Updated: Aug 01, 2022
  • Author: Lynne McCullough, MD, FACEP; Chief Editor: Erik D Schraga, MD  more...
  • Print


In general, splints are applied to decrease movement and provide support and comfort by stabilizing an injury. Splints are primarily used to secure nonemergency injuries to the bones and soft tissues of an extremity until they can be evaluated by a consultant such as an orthopedic surgeon. Splints can also be used to assist in primary healing or to achieve temporary immobilization of an extremity before surgery (eg, in a patient with an open fracture). [1, 2, 3]

Unlike casts, splints are noncircumferential and often preferred in the emergency department (ED) setting, in that injuries are often acute and continued swelling can occur. All patients with injuries that are splinted should be referred for evaluation by a consultant in a timely fashion (usually within 2-7 days, depending on the reason for splinting). [4]  (See the image below.)

Radial gutter splint. Image courtesy of Kenneth R Radial gutter splint. Image courtesy of Kenneth R Chuang, MD.

For information on surgical treatment of such injuries, see Carpal FracturesMetacarpal FracturesRadius, Distal FracturesHand, Metacarpal Fractures and Dislocations; and Hand, Phalangeal Fractures and Dislocations.



A radial gutter splint can be used for various injuries, including the following:

  • Soft-tissue injuries to the second and third fingers
  • Fractures of the second and third metacarpals
  • Fractures of the second and third phalanges
  • Positioning for rheumatoid arthritis
  • Lacerations over the joints of the second and third phalanges or metacarpals


There are no absolute contraindications for radial gutter splinting. The following injuries require immediate evaluation or intervention by a consultant (eg, orthopedic surgeon, hand surgeon, or plastic surgeon) and should not be treated with splinting alone:

  • Complicated fractures
  • Open fractures
  • Injuries with associated neurovascular compromise

Technical Considerations

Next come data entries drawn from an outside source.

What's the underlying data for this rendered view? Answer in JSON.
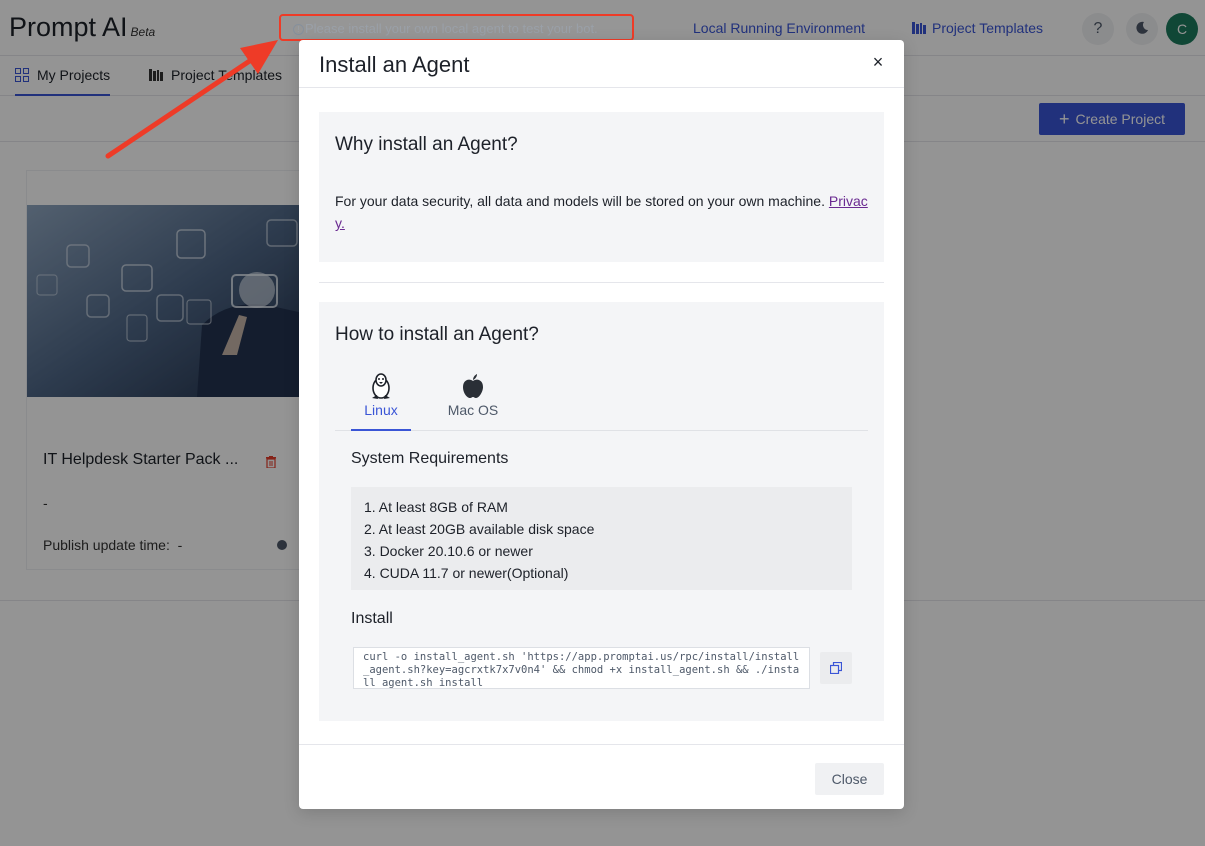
{
  "header": {
    "brand": "Prompt AI",
    "brand_badge": "Beta",
    "warning_text": "Please install your own local agent to test your bot.",
    "links": {
      "local_env": "Local Running Environment",
      "templates": "Project Templates"
    },
    "help_label": "?",
    "avatar_initial": "C"
  },
  "subnav": {
    "tabs": [
      {
        "label": "My Projects"
      },
      {
        "label": "Project Templates"
      }
    ]
  },
  "toolbar": {
    "create_label": "Create Project"
  },
  "project_card": {
    "title": "IT Helpdesk Starter Pack ...",
    "description": "-",
    "publish_label": "Publish update time:",
    "publish_value": "-"
  },
  "modal": {
    "title": "Install an Agent",
    "close_glyph": "×",
    "why": {
      "title": "Why install an Agent?",
      "text": "For your data security, all data and models will be stored on your own machine. ",
      "privacy_link": "Privacy."
    },
    "how": {
      "title": "How to install an Agent?",
      "tabs": [
        {
          "label": "Linux",
          "icon": "linux-icon",
          "selected": true
        },
        {
          "label": "Mac OS",
          "icon": "apple-icon",
          "selected": false
        }
      ],
      "requirements_title": "System Requirements",
      "requirements": [
        "1. At least 8GB of RAM",
        "2. At least 20GB available disk space",
        "3. Docker 20.10.6 or newer",
        "4. CUDA 11.7 or newer(Optional)"
      ],
      "install_title": "Install",
      "install_command": "curl -o install_agent.sh 'https://app.promptai.us/rpc/install/install_agent.sh?key=agcrxtk7x7v0n4' && chmod +x install_agent.sh && ./install_agent.sh install"
    },
    "footer": {
      "close_label": "Close"
    }
  },
  "colors": {
    "accent": "#3a55d6",
    "highlight": "#ee3b27",
    "avatar": "#1c7a5d"
  }
}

The hand contains five metacarpal bones. Each metacarpal has a base, a shaft, a neck, and a head. The first metacarpal bone (thumb) is the shortest and most mobile. It articulates proximally with the trapezium. The other four metacarpals articulate with the trapezoid, capitate, and hamate at the base. Each metacarpal head articulates distally with the proximal phalanges of each digit. The hand also contains 14 phalanges. Each digit contains three phalanges (proximal, middle, and distal), except for the thumb, which has only two. (See Hand Anatomy.)

Procedural planning

Some orthopedic surgeons recommend a volar splint instead of a radial gutter splint for angulated neck fractures of the second and third metacarpals. One should check with the orthopedist who performs follow-up care to find out which type of splint he or she recommends.

A radial gutter splint is often applied for uncomplicated metacarpal fractures. When a metacarpal fracture is present, a clinical examination for malrotation should also be performed. With the second through fifth fingers slightly flexed, the nail beds of adjacent fingers should lie in the same plane. With 90° flexion of the metacarpophalangeal (MCP) and proximal interphalangeal (PIP) joints and with extension of the distal interphalangeal (DIP) joints, the second through fifth fingers should point toward the scaphoid. It may be useful to compare with the unaffected hand.

In the second and third metacarpals, 10° of angulation is acceptable; in the fourth metacarpal, 20° of angulation is acceptable; and in the fifth metacarpal, 30° of angulation is acceptable. Higher degrees of angulation often necessitate surgery.